Ezra Vogel, Professor Emeritus, former Director of the Fairbank Center (1973-75, 1995-99)

Phil Kuhn was a historian's historian, a favorite among John Fairbank's students who in turn trained a generation of scholars studying modern Chinese history. Phil Kuhn set very high standards for historical research, beginning with himself.

William Kirby, former Director of the Fairbank Center (2006-07, 2008-10, 2011-13)

I had the honor of knowing Philip in many roles. When John Fairbank retired, Philip came to town and treated Fairbank’s students (like me) as his own, and he made us his own. He was a careful reader of dissertations and an unstoppable supporter of our students.

A decade or so later I became Philip’s colleague in our History Department. We taught together a number of graduate pro-seminars and readings courses on the intellectual lineages of the field of modern Chinese history. That Philip was first and foremost a historian, and deeply learned, and a China historian second, made all the difference.

A decade later still I was dean of the Faculty and Philip was chair of East Asian Languages and Civilizations. I think I still reported to him. His powerful mind, sharp wit, and unspeakable puns made him a faculty leader of the College and University he loved and served.

Philip was, like Fairbank, his mentor—whose work he understood better than anyone—a demanding and supportive teacher of the next generations of China historians. Philip's students are defining the field anew in at least three continents.
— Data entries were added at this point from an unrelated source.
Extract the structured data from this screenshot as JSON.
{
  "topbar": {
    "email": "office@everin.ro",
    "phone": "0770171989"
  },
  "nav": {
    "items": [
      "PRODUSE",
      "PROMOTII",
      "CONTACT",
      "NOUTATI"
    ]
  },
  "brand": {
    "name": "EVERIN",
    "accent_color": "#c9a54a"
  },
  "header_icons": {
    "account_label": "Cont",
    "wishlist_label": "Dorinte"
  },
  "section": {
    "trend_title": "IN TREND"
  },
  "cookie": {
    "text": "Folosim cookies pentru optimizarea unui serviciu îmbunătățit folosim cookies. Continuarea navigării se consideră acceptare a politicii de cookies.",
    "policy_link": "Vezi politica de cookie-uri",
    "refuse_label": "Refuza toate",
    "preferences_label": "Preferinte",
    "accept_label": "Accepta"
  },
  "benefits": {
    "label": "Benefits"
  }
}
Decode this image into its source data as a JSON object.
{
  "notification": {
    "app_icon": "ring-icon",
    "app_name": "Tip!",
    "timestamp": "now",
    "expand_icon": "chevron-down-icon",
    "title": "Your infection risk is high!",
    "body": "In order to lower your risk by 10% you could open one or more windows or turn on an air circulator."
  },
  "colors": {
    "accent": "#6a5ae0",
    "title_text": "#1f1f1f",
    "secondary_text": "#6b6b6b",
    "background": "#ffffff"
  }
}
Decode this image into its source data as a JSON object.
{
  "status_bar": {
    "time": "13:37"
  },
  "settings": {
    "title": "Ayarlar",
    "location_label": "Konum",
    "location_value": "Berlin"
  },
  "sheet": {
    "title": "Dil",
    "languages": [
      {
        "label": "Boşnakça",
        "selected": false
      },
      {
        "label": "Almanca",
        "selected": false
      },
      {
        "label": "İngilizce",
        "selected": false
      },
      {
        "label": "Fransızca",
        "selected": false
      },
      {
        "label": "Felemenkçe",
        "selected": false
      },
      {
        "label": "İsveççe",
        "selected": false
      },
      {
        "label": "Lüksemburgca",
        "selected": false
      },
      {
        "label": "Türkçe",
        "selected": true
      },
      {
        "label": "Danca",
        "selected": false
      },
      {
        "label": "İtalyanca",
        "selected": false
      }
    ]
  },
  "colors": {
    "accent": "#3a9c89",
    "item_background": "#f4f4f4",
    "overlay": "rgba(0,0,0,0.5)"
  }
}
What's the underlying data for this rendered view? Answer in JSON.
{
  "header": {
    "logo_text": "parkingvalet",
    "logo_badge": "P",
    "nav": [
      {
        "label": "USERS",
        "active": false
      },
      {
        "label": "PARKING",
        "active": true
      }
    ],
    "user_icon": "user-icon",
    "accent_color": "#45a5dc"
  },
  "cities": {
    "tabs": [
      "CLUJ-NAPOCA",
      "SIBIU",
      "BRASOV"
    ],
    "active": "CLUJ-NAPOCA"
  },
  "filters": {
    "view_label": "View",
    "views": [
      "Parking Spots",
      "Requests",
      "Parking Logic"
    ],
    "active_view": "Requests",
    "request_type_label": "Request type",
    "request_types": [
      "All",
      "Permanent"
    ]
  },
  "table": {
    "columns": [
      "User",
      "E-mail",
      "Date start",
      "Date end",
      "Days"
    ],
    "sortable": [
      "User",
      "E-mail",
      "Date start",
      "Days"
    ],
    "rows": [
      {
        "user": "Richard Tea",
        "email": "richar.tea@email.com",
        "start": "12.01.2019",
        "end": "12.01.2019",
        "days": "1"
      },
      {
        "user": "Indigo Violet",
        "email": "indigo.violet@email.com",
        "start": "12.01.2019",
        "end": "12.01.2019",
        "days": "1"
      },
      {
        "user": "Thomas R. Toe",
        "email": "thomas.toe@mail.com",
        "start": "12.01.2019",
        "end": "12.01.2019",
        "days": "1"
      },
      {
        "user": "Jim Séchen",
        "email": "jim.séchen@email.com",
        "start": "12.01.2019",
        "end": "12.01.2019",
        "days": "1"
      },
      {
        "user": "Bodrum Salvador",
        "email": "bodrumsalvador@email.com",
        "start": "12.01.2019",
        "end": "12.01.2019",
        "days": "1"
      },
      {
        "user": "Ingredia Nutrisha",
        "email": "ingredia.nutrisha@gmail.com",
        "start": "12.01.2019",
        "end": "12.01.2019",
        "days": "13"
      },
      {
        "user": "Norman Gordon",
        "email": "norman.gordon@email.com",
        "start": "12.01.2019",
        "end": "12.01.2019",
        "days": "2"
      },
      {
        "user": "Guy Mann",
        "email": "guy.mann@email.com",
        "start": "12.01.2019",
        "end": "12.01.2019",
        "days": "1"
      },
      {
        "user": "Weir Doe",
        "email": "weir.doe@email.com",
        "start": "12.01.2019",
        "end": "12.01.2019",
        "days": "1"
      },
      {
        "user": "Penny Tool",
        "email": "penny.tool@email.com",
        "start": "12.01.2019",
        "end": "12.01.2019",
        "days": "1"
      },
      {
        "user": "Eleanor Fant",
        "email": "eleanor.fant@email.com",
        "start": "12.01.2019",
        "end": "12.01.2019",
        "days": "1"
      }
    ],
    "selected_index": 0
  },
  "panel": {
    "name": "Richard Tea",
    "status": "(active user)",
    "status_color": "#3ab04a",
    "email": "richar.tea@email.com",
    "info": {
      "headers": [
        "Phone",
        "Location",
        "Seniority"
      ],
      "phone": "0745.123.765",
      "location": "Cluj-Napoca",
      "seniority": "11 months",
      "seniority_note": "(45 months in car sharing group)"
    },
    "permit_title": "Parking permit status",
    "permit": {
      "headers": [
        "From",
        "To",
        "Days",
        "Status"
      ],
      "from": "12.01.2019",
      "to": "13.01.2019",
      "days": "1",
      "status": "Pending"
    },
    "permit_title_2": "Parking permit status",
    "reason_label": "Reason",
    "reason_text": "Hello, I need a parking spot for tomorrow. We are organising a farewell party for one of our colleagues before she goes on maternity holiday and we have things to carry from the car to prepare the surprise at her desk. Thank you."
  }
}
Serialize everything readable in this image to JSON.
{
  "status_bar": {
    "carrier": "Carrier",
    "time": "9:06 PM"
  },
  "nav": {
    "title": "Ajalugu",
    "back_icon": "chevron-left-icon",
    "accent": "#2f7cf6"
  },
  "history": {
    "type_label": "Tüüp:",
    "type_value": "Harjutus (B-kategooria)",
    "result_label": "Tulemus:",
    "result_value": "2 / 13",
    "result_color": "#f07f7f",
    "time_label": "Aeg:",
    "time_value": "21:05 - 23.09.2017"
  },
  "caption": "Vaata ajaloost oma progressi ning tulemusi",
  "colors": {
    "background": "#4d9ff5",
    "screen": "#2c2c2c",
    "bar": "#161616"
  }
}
His original mind and his relentless intellectual curiosity live on through them.

Elizabeth Perry, former Director of the Fairbank Center (1999 - 2002)

Philip Kuhn was one of those rare scholars who wrote little and yet said a very great deal.  REBELLION AND ITS ENEMIES re-oriented the modern China field from a fixation on "China's response to the West" to a fascination with the internal dynamics that unraveled the imperial system. SOULSTEALERS, by contrast, showed how seemingly bizarre folk beliefs could work to sustain autocratic rule.  Philip was not only a brilliant and influential scholar; he was also a generous colleague.  His overly kind review of my own first book helped lend it credibility among historians; his invitation to teach at Harvard as a visiting professor in 1982-83 introduced me to the rich research resources of this university; his sage (and entertaining!) advice as a former director of the Fairbank Center spared me many a misstep.

Mark C. Elliott, Vice-Provost for International Affairs, former Director of the Fairbank Center (2010-11, 2013-15)

To be in Philip's company was to be with someone who delighted in the keen observation of people and politics.  Behind the wry smile at some human foible—whether of a Chinese bureaucrat or of a Harvard colleague—lay the deep and sympathetic humanitarianism of a true junzi.  Great as his contributions to the study of Chinese history were, he wore that academic authority lightly, preferring either to roll up his sleeves in earnest alongside his many students, or to share a wicked pun with friends over a meal (always Chinese food).  Like his teacher, John Fairbank, he was utterly committed to the very highest standards of historical scholarship, to the broad integration of Chinese studies into the American academy, and to Harvard.

See also: 2016, February, 15